Neither player is in big-league camp this year, getting only a token taste of the majors on Tuesday when they traveled with the Nationals to face the Cardinals in Jupiter. Instead, they'll start in minor-league camp, smoothing out their games to succeed in the system Rizzo and farm director Doug Harris have set up.
"(The year) is real important to me, man," Burgess said. "I still have a lot to prove to get where I want to go."
Burgess, taken with a sandwich pick in the 2006 draft, has hit 43 home runs in his last two minor-league seasons. But he's struck out 297 times, never posting an on-base percentage above .333. If the biggest key to his off-season was losing weight, the biggest key to his year in the minors is learning discipline at the plate.
"(The pitchers) are around the plate more (at higher levels)," Burgess said. "They find the holes in your swing, and they stay there. My goal is to not let them know where my hole is."
With Rizzo in charge, there are far fewer prospects in the Nationals' major-league camp this year than there were under Bowden, and Hood was one of the more obvious examples of the switch.
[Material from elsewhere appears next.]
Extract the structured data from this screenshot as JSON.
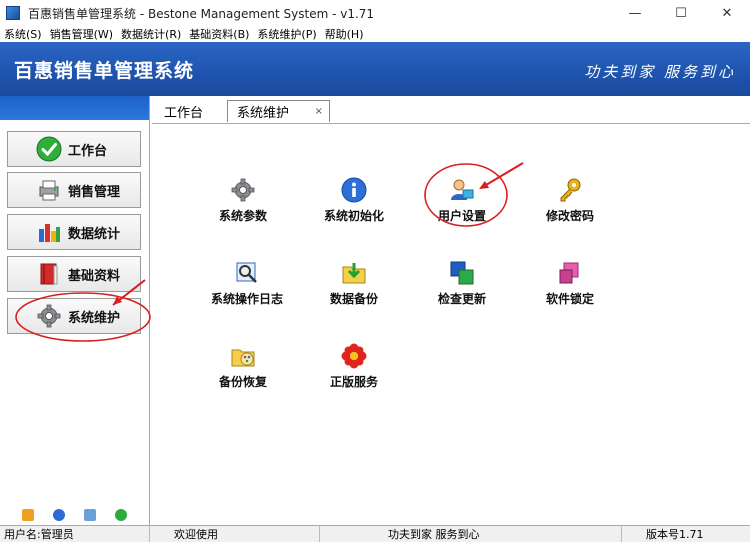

He figures to start the year at Class A Hagerstown without any of the attention put on his talents that would have come last year during his stay in big-league camp. But that experience, Hood said, showed him what the finished product looks like. That goal in mind, he's taken a workmanlike approach to minor-league camp this year.
"You've got to stay a little hungrier on the other side," Hood said. "It's good I started out there, because a lot of guys helped me out, let me know how it is to get to the big-league level, but also how to stay focused so I can find ways to get there."
He showed no regret when talking about watching Alabama win a national championship this year; instead, he mentioned that wide receiver Julio Jones was a high school teammate, that he had played against several other players on the team and how happy he was to see them win a title.
There was nothing in Hood's voice that suggested he would have done things differently.
"I knew where I wanted to be," Hood said. "If I had second chance to do it, I'd do the same thing I did."
It's unlikely either player will arrive in Washington before 2012, but both are still highly regarded in the Nationals' system. Burgess figures to arrive first, especially if he can learn to be more selective at the plate; his left-handed bat and strong arm would play nicely in right field at Nationals Park.
But most players in the Nationals' system don't make the kinds of turbo-charged leaps they did under Bowden anymore. It will take painstaking improvements and the ability to, as Rizzo says, "master a level" of the minor leagues before advancing -- almost like ascending through ranks in the military.
Both players say they're ready to put in the work.
"It's a dream," Burgess said. "It's always been a dream to play here, to have a chance to play on the same field as a lot of big-time guys. ... This is where I want to be. It's fun playing with all these guys, man. Maybe I'll be there in the future."